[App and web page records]
========================================================================

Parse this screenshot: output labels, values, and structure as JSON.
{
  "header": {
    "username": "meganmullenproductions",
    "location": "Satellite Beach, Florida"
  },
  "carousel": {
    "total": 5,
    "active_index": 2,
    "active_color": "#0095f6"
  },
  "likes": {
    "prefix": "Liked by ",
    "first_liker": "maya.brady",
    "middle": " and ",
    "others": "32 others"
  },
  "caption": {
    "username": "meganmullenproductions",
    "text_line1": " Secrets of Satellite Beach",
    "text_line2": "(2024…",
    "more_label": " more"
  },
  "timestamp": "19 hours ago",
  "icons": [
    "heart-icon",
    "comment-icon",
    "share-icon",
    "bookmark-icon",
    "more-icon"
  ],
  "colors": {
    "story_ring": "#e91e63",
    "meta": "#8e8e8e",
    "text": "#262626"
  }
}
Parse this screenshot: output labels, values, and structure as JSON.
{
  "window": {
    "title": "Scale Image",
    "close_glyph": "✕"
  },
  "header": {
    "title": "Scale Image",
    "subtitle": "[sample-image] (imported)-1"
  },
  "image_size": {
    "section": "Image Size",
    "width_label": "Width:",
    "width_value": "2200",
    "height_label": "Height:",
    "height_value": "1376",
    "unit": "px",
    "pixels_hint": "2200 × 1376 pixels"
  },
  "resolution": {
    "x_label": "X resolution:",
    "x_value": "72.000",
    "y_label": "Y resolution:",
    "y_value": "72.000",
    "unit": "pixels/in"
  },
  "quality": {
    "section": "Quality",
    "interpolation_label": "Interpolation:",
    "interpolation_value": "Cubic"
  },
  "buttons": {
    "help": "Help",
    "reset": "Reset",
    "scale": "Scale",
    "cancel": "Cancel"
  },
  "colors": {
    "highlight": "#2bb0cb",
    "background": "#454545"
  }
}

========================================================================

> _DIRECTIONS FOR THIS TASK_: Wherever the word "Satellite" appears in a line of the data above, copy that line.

> _EXPECTED OUTPUT_:
    "location": "Satellite Beach, Florida"
    "text_line1": " Secrets of Satellite Beach",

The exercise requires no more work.